>time, the p4 that you buy now would lag behind in shear megahertz....

go back and recompile if they are optimizing for that CPU..

--
-Jon Carroll

"You cannot escape your destiny..."- Obi-Wan Kenobi

 
 
 

SD-Ram or DDR-Ram?

Post by Jon Carro » Wed, 31 Jan 2001 07:16:55



>The bottom line is that DDR RAM only helps when using really large data
>sets.  Lightwave doesn't unless you are really using a gigantic scene!
>It is a waste of time for a Lightwave only workstation being that the
>bottleneck is on the computing power of the CPU not the RAM.  If you
>are using this computer for other things say for instance working with
>600+ DPI images in Photoshop it definitely makes a dramatic
>difference.  BTW it remains to be seen if the Pentium 4 will have a DDR
>chipset anytime soon, the Pentium 3 will probably have one but DDR on
>one of those makes very little if any difference at all.  Right now
>only the Athlon and PIV can possibly use the bandwidth to any advantage
>and the PIV doesn't have a chipset coming for a while.  If you do get
>an Athlon with DDR make sure you get the 133/133MHz system not the
>100/133MHz.

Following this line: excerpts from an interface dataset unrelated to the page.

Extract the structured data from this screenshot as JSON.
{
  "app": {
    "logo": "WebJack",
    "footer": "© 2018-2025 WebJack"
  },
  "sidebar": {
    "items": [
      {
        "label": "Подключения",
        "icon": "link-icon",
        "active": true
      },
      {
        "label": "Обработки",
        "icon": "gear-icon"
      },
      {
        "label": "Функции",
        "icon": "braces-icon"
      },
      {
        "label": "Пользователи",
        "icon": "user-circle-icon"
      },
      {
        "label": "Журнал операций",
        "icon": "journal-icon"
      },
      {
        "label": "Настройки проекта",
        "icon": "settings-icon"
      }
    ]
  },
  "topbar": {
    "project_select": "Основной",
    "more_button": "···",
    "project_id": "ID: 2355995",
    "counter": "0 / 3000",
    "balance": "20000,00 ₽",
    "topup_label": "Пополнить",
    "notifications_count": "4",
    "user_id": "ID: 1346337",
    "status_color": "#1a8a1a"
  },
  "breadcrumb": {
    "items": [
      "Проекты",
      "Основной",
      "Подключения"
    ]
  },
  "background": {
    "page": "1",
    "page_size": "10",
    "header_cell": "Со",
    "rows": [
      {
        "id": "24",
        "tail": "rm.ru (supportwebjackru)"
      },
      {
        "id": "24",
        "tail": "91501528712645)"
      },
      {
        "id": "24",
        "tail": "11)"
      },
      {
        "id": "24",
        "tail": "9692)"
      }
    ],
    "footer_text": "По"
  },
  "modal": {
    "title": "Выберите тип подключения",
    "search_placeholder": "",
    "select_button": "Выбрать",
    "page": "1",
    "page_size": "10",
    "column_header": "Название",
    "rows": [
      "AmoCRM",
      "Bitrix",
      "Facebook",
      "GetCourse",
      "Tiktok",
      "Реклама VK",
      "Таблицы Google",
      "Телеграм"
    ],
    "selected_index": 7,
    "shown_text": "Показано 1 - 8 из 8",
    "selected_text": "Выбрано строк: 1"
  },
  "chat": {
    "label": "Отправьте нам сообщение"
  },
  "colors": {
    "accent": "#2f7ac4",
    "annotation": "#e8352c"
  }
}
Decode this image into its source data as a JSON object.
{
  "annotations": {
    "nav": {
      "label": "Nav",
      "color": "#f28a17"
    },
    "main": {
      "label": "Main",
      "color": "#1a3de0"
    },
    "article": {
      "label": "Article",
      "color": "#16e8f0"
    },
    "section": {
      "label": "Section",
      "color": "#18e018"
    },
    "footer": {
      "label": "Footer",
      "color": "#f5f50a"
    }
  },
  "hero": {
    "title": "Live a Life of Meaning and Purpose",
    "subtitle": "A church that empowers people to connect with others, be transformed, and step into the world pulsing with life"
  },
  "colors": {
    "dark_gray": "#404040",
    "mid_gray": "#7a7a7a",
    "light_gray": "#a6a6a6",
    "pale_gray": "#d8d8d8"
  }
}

Actually compared to most other PC applications, Lightwave IS using
large datasets... in fact, most rendering software is using large
datasets due to the use of double-precision floating point numbers and
the need to access things like a 14 meg frame buffer constantly during
rendering in order to render the frame. you can tell Lightwave drags
down memory bandwidth by the performance difference you get in
Lightwave between running it on a 400mhz P3 and a 400Mhz Celeron...
about 10%... mostly attributable to bus speed not cache.

--
-Jon Carroll

"You cannot escape your destiny..."- Obi-Wan Kenobi

 
 
 

1. DDR Ram vs SDR Ram

I'm just about to do my next upgrade.

For general Max work - which would be generally more desirable

512 meg of Cas 2.5 DDR Ram
or
768 meg of 133 SDR Ram?

Doug

--
--------------------------------------------
From the mind of Douglas Ellison
http://www.douglasellison.co.uk

ICQ:- 127619558

--------------------------------------------

2. Bouncing Ball

3. RAM Doubler on 030 (was Re: RAM doubler [how it works

4. Proposed State & Federal Regulations for the INTERNET!

5. Max RAM allocation when you have 1.5 Gb of RAM

6. how can equalize velocity in complete motion path?

7. more RAM or more video RAM for PS4?

8. How to make an icon for my program?

9. Ram Doubler/Magna Ram??

10. Strange RAM problem. Where does all the RAM go?

11. Help - Dell p4 w/1GB Ram, 80GB HDD Running Win2k + 512MB tiff Image = Not enough RAM??